If you are new to Assistive Technology (AT), think about the types of day to day tasks you or your students may find challenging. An example of one of these challenges could involve reading. If so, would you consider a tool that reads out text from your Computer / Tablet / Smartphone to help you to read more quickly and effectively?
If you do want to explore reading tools then select the ‘Reading’ category below and see how you have both free and paid options to support your reading.
Equally you may find tasks concerning like organisation, collaboration or communication a challenge and there’s plenty of tech examples in those AT Hive categories to help with those too so pick a category that fits your needs and get exploring. Many AT apps and devices provide support in multiple categories so you may come across the same tool twice as you explore all AT Hive has to offer.
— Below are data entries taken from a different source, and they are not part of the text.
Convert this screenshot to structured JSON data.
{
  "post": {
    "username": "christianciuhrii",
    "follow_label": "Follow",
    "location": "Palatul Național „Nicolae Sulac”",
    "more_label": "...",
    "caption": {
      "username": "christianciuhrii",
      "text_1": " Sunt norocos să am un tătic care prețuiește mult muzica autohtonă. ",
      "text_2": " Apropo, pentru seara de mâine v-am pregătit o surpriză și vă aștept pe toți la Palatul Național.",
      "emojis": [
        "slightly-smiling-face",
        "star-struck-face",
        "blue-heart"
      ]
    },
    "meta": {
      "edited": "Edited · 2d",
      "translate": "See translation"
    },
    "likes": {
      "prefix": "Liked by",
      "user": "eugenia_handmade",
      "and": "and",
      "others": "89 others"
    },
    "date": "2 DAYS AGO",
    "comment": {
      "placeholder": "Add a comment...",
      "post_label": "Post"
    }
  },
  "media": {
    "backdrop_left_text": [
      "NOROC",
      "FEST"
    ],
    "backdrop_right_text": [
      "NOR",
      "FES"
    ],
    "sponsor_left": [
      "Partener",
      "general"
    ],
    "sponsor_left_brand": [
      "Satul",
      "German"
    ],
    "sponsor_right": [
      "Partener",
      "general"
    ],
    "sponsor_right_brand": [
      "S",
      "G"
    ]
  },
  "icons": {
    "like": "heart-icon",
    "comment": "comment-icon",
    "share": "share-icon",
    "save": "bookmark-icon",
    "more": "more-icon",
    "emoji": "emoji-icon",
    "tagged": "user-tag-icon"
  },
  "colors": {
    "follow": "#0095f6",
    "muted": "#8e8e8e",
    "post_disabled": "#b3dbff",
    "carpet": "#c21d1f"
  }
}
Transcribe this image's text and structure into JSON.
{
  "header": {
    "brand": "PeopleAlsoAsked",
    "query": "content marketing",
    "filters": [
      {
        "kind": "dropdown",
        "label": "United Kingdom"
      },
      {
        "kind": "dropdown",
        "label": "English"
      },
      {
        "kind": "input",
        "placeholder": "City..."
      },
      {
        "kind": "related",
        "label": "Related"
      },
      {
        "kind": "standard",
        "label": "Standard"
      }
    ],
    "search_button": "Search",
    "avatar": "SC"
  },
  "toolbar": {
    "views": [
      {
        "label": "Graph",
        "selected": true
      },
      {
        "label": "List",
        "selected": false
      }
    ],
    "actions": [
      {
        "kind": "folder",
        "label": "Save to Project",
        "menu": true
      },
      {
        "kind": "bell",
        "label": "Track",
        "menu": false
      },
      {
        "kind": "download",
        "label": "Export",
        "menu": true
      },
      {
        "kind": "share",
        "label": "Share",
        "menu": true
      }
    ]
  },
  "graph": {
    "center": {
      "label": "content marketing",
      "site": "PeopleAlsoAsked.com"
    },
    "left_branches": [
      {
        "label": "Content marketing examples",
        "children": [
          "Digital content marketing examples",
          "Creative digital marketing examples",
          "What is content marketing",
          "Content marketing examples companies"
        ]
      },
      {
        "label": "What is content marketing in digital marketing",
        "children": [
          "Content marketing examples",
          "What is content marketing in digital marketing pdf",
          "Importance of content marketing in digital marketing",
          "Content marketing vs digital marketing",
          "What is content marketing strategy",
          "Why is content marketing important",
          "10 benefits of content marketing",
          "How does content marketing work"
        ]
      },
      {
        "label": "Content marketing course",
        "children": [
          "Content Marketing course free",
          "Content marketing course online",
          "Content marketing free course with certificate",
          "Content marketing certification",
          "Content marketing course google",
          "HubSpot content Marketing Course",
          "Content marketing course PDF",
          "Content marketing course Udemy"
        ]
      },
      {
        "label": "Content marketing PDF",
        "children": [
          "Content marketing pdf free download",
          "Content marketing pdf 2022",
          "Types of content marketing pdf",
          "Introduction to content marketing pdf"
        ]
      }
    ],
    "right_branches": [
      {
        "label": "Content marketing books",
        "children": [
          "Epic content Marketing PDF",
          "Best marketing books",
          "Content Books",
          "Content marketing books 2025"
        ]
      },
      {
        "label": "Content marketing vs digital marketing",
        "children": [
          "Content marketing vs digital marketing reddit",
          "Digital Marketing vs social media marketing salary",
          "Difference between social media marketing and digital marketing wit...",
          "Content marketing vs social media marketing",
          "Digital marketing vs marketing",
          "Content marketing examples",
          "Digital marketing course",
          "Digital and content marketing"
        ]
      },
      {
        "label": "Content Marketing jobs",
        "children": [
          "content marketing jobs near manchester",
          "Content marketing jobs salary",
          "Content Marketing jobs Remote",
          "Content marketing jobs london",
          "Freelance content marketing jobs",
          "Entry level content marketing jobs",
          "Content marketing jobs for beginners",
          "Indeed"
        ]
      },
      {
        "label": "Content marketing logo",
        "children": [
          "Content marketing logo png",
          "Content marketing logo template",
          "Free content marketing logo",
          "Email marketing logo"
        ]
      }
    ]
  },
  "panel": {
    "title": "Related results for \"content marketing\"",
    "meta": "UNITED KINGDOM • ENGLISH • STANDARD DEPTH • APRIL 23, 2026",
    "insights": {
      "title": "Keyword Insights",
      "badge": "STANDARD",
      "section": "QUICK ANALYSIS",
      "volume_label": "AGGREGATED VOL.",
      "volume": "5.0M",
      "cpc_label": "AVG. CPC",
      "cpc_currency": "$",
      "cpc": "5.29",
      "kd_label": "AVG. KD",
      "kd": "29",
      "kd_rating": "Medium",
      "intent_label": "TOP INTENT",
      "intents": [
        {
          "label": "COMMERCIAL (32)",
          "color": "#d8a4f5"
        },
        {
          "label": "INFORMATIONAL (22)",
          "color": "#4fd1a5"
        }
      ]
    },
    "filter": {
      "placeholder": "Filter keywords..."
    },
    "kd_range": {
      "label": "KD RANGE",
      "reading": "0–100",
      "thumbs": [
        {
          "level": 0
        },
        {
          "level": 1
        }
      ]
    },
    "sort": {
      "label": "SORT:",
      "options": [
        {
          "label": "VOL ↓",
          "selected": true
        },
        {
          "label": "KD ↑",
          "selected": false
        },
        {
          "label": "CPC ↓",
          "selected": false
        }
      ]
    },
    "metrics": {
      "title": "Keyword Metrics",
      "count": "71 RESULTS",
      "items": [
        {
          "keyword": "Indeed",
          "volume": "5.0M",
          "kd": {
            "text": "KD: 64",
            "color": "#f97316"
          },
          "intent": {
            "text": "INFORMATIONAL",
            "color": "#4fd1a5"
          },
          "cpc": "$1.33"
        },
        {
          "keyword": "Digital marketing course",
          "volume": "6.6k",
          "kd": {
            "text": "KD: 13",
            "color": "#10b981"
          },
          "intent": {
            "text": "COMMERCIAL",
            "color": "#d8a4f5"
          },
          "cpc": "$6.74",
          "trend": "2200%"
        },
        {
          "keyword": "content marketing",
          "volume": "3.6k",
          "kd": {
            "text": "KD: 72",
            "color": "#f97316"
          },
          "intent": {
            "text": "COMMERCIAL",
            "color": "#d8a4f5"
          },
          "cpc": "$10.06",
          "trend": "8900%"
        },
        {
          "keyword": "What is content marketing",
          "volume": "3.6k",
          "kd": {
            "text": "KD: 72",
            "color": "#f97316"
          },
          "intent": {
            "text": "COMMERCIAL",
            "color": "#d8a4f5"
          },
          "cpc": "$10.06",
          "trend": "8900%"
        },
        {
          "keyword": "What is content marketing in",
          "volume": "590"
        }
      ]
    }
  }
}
Be aware – sometimes it can take a while to find an AT that matches your needs and that’s perfectly normal. When you do find the right tool, it can then take time to build up familiarity with the AT and to make it part of your everyday life, so don’t sweat it if it doesn’t click right away.
Each section, 12 in total, offers some suggested tech tools to explore and each AT page has tips about the tool to give you further insights into using these technologies more effectively.
Assistive Technology specifically refers to practical tools that enhance independence for people with disabilities and is defined by the WHO as “any item, piece of equipment or product system whether acquired commercially, modified or customized that is used to increase, maintain or improve functional capabilities of individuals with disabilities” (World Health Organisation & World Bank 2011, p.101).
If we think of it in a learning or working context, AT refers to any tools, devices, applications or features of applications that can support people with disabilities to learn and work more effectively and meet the challenges posed by the impact of their disability or the inaccessible design of environments and materials.
Common examples of Assistive Technology include screen reading software that supports visually impaired people to navigate computers, and speech to text software which turns voice into written text. More familiar examples to most include the growing range of mainstream mobile solutions available via apps on smartphones and tablet devices which can support everything from personal navigation (map apps), organisation (calendar/scheduling apps) and memory aids (to do apps). There are countless AT solutions to help with many different challenges and AT Hive aims to help you explore some of the more common ones.